__What you have to do__: If a line in the records below contains the word "Duration", copy it.

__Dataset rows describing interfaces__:
···

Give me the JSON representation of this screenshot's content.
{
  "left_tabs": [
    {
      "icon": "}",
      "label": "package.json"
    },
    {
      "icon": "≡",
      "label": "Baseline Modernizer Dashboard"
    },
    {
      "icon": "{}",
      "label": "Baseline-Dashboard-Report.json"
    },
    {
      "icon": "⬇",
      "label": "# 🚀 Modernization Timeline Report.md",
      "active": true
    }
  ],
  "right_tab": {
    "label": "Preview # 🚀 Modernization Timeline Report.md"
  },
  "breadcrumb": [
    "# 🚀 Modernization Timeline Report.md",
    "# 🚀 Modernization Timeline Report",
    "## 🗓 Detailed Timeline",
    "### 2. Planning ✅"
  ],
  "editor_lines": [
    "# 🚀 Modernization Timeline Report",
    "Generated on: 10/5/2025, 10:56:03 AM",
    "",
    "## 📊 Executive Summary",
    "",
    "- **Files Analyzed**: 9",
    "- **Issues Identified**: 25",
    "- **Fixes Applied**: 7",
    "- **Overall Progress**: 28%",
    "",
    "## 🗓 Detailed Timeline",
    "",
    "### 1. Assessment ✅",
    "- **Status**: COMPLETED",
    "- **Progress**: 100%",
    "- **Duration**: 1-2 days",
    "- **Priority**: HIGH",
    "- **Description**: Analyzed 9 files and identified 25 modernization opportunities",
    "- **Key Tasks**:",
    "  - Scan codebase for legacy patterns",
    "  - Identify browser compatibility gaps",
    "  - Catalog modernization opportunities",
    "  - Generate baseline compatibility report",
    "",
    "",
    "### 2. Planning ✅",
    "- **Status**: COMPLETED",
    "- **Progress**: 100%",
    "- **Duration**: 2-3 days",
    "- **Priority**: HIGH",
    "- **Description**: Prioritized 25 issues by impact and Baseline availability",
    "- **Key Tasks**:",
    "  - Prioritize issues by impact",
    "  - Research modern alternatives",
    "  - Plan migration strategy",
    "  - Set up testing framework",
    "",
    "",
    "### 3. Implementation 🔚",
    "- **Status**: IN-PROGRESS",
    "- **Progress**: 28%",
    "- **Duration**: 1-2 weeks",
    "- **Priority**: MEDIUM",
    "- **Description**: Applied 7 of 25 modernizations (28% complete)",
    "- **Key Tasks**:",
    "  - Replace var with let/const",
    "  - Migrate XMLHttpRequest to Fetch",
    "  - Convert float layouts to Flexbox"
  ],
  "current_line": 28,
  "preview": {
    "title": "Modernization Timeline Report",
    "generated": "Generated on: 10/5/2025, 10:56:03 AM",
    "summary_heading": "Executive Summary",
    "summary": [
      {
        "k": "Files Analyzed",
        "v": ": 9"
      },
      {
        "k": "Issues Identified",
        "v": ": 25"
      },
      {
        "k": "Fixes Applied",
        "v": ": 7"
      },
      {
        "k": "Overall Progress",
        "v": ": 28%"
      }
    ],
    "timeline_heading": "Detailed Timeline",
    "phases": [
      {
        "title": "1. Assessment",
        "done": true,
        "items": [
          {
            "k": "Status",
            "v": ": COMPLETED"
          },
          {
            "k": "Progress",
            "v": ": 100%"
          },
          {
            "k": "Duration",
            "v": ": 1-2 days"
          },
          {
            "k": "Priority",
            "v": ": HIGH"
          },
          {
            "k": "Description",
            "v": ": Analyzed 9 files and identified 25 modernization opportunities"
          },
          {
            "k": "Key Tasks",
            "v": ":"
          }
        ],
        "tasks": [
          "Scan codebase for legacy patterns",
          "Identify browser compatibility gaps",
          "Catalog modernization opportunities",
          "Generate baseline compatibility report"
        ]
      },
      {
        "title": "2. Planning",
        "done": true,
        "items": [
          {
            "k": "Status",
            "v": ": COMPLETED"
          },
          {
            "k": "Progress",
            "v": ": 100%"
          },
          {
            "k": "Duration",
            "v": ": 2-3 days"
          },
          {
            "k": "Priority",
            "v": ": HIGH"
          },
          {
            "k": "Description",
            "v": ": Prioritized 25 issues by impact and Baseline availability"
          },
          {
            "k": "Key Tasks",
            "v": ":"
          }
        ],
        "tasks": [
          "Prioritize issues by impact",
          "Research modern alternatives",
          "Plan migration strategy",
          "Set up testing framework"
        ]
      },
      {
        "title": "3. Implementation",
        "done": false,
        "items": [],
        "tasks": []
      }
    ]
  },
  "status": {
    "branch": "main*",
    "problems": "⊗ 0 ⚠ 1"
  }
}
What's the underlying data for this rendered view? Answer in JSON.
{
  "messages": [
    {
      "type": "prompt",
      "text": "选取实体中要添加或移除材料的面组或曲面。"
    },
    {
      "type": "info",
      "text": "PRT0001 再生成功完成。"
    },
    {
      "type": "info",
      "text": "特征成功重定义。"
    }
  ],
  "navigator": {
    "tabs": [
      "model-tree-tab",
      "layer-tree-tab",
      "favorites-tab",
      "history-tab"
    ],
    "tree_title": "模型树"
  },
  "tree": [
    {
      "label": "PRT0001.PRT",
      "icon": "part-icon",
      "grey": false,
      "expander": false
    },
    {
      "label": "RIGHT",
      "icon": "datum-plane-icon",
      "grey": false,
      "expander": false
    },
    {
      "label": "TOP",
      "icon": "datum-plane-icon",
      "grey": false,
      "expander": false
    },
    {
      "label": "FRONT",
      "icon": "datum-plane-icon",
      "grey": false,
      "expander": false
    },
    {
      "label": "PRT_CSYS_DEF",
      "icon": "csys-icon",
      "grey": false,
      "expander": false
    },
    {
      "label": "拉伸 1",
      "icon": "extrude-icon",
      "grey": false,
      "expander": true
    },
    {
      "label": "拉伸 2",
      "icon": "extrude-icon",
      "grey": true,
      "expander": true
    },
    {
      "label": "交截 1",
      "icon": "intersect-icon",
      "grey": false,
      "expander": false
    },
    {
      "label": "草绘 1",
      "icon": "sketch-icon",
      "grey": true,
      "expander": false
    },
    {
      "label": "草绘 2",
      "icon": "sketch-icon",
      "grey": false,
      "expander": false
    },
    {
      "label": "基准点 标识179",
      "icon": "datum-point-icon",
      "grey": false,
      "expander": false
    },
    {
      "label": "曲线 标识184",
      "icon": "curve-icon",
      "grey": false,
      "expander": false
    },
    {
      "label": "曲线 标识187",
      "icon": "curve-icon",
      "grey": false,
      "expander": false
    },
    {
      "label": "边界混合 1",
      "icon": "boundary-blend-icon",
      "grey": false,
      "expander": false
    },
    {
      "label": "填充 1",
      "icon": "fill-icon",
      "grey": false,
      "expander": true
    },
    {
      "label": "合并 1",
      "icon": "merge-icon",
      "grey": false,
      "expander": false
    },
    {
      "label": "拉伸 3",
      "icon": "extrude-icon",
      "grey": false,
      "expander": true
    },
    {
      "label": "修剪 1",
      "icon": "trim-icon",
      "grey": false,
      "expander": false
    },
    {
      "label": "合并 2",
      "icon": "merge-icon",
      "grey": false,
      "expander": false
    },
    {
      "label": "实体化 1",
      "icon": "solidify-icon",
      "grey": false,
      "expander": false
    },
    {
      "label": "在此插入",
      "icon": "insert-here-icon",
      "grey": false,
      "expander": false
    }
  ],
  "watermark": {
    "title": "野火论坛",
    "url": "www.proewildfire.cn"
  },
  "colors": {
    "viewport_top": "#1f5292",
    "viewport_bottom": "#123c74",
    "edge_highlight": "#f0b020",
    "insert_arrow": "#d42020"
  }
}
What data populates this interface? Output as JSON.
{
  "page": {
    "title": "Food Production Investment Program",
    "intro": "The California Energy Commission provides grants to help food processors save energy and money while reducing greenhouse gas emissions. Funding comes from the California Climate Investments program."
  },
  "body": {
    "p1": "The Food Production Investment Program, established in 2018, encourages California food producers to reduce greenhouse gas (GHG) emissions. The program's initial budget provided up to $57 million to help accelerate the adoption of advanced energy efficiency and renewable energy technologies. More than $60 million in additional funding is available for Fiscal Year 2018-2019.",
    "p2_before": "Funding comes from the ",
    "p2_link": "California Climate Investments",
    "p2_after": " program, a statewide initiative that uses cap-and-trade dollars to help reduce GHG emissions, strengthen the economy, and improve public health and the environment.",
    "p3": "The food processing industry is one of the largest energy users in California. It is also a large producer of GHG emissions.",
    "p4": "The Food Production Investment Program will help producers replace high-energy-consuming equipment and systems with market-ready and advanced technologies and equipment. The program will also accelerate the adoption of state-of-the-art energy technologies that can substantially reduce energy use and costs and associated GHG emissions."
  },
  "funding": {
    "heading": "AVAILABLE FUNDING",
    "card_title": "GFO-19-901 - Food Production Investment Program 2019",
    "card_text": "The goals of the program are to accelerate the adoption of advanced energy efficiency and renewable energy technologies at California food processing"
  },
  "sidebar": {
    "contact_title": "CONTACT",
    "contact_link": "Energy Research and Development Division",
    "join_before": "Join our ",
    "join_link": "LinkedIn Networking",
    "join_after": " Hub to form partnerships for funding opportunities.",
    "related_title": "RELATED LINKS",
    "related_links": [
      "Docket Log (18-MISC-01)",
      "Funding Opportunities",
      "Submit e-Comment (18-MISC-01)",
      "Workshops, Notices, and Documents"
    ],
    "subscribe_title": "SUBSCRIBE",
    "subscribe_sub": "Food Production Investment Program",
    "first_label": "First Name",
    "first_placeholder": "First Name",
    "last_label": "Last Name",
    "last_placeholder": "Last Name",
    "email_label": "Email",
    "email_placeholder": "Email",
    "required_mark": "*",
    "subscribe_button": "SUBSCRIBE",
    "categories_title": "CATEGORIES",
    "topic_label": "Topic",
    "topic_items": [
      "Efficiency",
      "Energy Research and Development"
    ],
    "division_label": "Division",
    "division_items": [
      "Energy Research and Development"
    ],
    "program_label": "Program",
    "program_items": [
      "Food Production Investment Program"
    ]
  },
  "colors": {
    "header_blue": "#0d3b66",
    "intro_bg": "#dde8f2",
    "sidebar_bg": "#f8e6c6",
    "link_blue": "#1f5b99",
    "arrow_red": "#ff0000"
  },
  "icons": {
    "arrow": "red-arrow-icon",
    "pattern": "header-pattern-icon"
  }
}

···

__Worked solution__:
    "- **Duration**: 1-2 days",
    "- **Duration**: 2-3 days",
    "- **Duration**: 1-2 weeks",
            "k": "Duration",
            "k": "Duration",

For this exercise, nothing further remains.